Retro Japanese teen drama opens Berlin’s Panorama sidebar
Dir. Isao Yukisada . Japan. 2018. 118 mins.
Teenage angst is one of the dependable universals of modern movie culture, and although Isao Yukisada’s River’s Edge gives the theme a distinctively Japanese spin, there’s enough that’s familiar about this intermittently gripping ensemble drama to leave you finally thinking: it’s all just a phase they’re going through. The source is an early 90s manga series by Kyoko Okazaki, and although there’s no direct connection with the 1987 US film, the theme – the shared secret of a dead body – is close enough to suggest that Tim Hunter’s movie must have influenced the comic.
Most of the characters have a strictly manga-level depth, and are all more or less archetypes
The cleverly constructed drama, compellingly acted by a charismatic young cast, is absorbing as it builds, but once things hit a hyperventilating climax, there are finally fewer surprises than promised. After opening the Berlin Panorama, this watchably retro piece from Yukisada - whose films include box-office topper Crying Out Love In The Center Of The World (2004) and last year’s Narratage – is unlikely to make waves beyond Japan.
Set in an industrial waterside area of Tokyo in 1994, the story revolves around a group of variously troubled high-schoolers. Most balanced, and the film’s more or less grounded emotional centre, is Haruna (Fumi Nikaidou), a strong-spirited young woman seen rescuing a young man from the locker where he’s been bound and gagged naked. He’s Ichiro (Ryo Yoshizawa), the moody, morbid, misunderstood class outsider, who is being victimised by Haruna’s boyfriend Kannonzaki (Shuhei Uesugi), a rebellious bad boy with a violent streak. Behind Haruna’s back, Kannonzaki is also meeting up for kinky sex with class vamp Rumi (Shiori Doi), whose private life brings home the film’s highly conservative message that young sex is the royal road to big trouble.
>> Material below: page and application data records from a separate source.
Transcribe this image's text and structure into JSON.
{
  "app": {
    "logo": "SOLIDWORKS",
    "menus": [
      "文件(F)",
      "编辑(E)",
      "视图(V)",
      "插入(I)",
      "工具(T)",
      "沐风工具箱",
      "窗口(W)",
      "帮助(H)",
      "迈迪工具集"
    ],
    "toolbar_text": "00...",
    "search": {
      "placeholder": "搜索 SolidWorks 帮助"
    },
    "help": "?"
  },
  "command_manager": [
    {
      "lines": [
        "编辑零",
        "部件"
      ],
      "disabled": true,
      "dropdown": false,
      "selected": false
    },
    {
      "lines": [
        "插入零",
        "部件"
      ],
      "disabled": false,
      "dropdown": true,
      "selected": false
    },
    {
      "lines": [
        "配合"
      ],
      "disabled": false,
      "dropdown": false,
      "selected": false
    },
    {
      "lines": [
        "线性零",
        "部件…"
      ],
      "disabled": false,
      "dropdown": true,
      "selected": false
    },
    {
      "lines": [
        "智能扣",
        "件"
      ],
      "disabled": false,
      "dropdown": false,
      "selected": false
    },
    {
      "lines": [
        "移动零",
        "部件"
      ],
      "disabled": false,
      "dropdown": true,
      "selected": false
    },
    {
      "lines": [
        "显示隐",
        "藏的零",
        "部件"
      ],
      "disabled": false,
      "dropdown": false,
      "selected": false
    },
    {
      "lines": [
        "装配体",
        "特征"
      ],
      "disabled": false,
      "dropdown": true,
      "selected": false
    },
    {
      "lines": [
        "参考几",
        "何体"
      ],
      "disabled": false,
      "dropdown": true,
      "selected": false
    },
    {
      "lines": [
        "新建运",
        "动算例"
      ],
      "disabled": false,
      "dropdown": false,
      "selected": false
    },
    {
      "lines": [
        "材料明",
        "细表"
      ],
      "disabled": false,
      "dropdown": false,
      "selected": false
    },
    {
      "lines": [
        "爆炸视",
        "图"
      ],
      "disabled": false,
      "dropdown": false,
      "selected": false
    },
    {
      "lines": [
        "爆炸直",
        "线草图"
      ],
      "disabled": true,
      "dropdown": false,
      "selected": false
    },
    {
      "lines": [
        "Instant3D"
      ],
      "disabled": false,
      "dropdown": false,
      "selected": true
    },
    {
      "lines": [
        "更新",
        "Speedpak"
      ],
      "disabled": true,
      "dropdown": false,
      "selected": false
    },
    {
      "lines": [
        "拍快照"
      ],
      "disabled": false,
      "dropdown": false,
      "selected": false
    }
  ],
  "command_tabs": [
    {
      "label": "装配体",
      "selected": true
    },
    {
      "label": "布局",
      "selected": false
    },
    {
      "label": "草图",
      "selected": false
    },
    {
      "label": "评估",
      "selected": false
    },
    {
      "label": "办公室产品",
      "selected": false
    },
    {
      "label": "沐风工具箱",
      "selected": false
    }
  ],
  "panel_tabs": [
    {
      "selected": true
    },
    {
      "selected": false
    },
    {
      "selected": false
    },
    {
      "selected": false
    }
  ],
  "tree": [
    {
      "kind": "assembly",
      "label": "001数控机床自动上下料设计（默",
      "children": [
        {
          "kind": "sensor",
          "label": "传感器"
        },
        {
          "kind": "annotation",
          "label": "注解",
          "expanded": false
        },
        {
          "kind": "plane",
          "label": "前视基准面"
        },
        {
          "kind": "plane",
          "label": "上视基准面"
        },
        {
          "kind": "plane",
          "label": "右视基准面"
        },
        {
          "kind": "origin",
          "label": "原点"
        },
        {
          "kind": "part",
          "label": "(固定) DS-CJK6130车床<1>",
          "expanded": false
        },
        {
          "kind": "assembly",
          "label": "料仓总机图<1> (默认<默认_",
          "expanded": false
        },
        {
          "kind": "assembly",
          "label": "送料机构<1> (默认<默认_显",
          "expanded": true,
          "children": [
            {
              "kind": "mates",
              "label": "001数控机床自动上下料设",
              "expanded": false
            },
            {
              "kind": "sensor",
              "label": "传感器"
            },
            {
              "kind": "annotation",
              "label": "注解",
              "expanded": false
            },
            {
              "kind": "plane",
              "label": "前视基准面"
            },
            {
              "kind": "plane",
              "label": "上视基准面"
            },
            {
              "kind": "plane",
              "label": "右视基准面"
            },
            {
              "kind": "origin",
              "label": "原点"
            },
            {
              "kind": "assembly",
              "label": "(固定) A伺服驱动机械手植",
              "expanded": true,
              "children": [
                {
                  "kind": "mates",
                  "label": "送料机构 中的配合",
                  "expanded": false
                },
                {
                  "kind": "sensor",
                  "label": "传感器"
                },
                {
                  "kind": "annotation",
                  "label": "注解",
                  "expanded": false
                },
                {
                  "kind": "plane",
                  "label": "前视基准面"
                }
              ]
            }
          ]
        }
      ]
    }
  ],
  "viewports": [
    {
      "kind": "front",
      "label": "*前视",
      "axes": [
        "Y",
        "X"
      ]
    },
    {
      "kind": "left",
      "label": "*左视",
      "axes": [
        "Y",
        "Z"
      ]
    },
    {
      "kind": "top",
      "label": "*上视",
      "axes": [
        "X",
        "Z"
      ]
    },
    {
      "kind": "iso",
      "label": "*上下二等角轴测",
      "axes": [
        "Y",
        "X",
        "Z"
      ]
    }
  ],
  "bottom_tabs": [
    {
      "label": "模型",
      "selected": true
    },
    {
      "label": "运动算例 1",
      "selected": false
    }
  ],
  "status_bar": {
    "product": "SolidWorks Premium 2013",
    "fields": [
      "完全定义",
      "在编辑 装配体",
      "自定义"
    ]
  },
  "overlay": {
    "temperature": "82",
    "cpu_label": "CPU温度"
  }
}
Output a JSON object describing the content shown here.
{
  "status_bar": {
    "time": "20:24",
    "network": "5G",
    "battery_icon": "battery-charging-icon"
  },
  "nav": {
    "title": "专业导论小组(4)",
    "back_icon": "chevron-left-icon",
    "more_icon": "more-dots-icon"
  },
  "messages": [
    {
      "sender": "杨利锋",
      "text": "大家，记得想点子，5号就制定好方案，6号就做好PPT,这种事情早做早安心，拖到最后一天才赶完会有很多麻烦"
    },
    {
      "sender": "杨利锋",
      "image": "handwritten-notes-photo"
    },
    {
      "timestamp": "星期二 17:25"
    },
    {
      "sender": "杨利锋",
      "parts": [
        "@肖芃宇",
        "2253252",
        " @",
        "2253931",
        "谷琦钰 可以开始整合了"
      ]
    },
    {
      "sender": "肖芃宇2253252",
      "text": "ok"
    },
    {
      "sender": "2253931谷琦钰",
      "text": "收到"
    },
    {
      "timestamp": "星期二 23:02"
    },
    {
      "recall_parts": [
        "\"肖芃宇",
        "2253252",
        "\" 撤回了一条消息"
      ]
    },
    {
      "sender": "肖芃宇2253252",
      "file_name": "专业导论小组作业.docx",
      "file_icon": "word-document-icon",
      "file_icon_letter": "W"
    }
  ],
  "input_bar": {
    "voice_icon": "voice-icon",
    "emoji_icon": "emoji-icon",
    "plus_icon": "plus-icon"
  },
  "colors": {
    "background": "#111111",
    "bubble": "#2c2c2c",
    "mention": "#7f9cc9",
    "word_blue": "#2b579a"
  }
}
Haruna becomes Ichiro’s confidante; he confesses that he’s secretly gay, and that he’s only dating the bright and bushy-tailed ingenue Kanna (Aoi Morikawa) as a front. Hovering on the sidelines is Kozue (SUMIRE) a bored off-beat beauty and successful model, whose blasé attitude conceals her secret bulimia. As if they didn’t all have enough woe to keep them busy – mercifully, there’s no sense that they have any exams to work for – there are also grim clouds on the horizon, signalled by Ichiro’s showing Haruna his secret ‘treasure’, a corpse that only he knows about, mouldering in a field of long grass by the river. The pair eventually bury it, with help, but the very same spot later becomes the scene for a violent incident that will bring the slow-burning drama to a drastic climax.
Most of the characters have a strictly manga-level depth, and are all more or less archetypes – Byronic sulker Ichiro, indefatigably perky Kanna – but are brought alive to various degrees by nuanced acting. SUMIRE and Nikaido emerge best, although other cast members push the emoting way into the red, to grating effect. The film’s most individual card is Kenji Maki’s atmospheric cinematography in Academy ratio, which makes the most of the sinister grassland and of the smoke-belching chimneys across the river.
The industrial landscape and the cadaver suggest a metaphorical dimension; director Yukisada has noted that the film is set during the run-up to a traumatic period in Japanese society, signalled by such events as the Tokyo subway sarin gas attack. But to most viewers, the main signifiers of historical specifics will be such grunge-era stylings as Haruna’s baggy trousers. Brief inserts in which individual characters are quizzed by an off-screen interviewer add a touch of vérité freshness, but not quite enough to bring real distinction to an over-extended but otherwise involving drama.
Production company: Thefool
International sales: Kino Films, email@example.com
Producers: Shinji Ogawa, Takahiro Yoshizawa, Shunsuke Koga, Tsuyoshi Sugiyama
Screenplay: Misaki Setoyama, based on the comic by Kyoko Okazaki
Cinematography: Kenji Maki
Production design: Naoki Soma
Editor: Tsuyoshi Imai
Music: Hiroko Sebu (sébuhiroko)
Main cast: Fumi Nikaidou, Ryo Yoshizawa, Aoi Morikawa, Shuhei Uesugi, SUMIRE, Shiori Doi